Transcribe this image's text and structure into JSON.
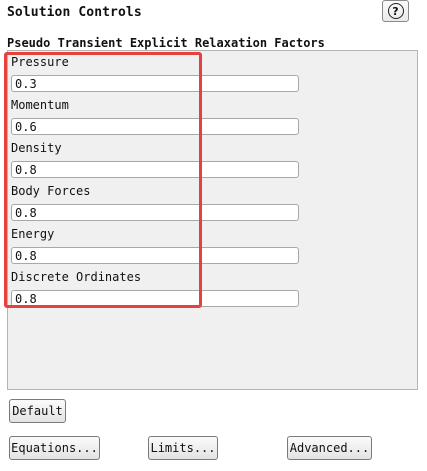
{
  "panel": {
    "title": "Solution Controls",
    "help_icon": "question-circle-icon",
    "help_symbol": "?"
  },
  "group": {
    "label": "Pseudo Transient Explicit Relaxation Factors",
    "highlight_color": "#e5413d",
    "fields": [
      {
        "label": "Pressure",
        "value": "0.3"
      },
      {
        "label": "Momentum",
        "value": "0.6"
      },
      {
        "label": "Density",
        "value": "0.8"
      },
      {
        "label": "Body Forces",
        "value": "0.8"
      },
      {
        "label": "Energy",
        "value": "0.8"
      },
      {
        "label": "Discrete Ordinates",
        "value": "0.8"
      }
    ]
  },
  "buttons": {
    "default": "Default",
    "equations": "Equations...",
    "limits": "Limits...",
    "advanced": "Advanced..."
  }
}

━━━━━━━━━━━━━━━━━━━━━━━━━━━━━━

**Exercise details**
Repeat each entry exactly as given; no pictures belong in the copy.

**Your response**
Transcribe this image's text and structure into JSON.
{
  "panel": {
    "title": "Solution Controls",
    "help_icon": "question-circle-icon",
    "help_symbol": "?"
  },
  "group": {
    "label": "Pseudo Transient Explicit Relaxation Factors",
    "highlight_color": "#e5413d",
    "fields": [
      {
        "label": "Pressure",
        "value": "0.3"
      },
      {
        "label": "Momentum",
        "value": "0.6"
      },
      {
        "label": "Density",
        "value": "0.8"
      },
      {
        "label": "Body Forces",
        "value": "0.8"
      },
      {
        "label": "Energy",
        "value": "0.8"
      },
      {
        "label": "Discrete Ordinates",
        "value": "0.8"
      }
    ]
  },
  "buttons": {
    "default": "Default",
    "equations": "Equations...",
    "limits": "Limits...",
    "advanced": "Advanced..."
  }
}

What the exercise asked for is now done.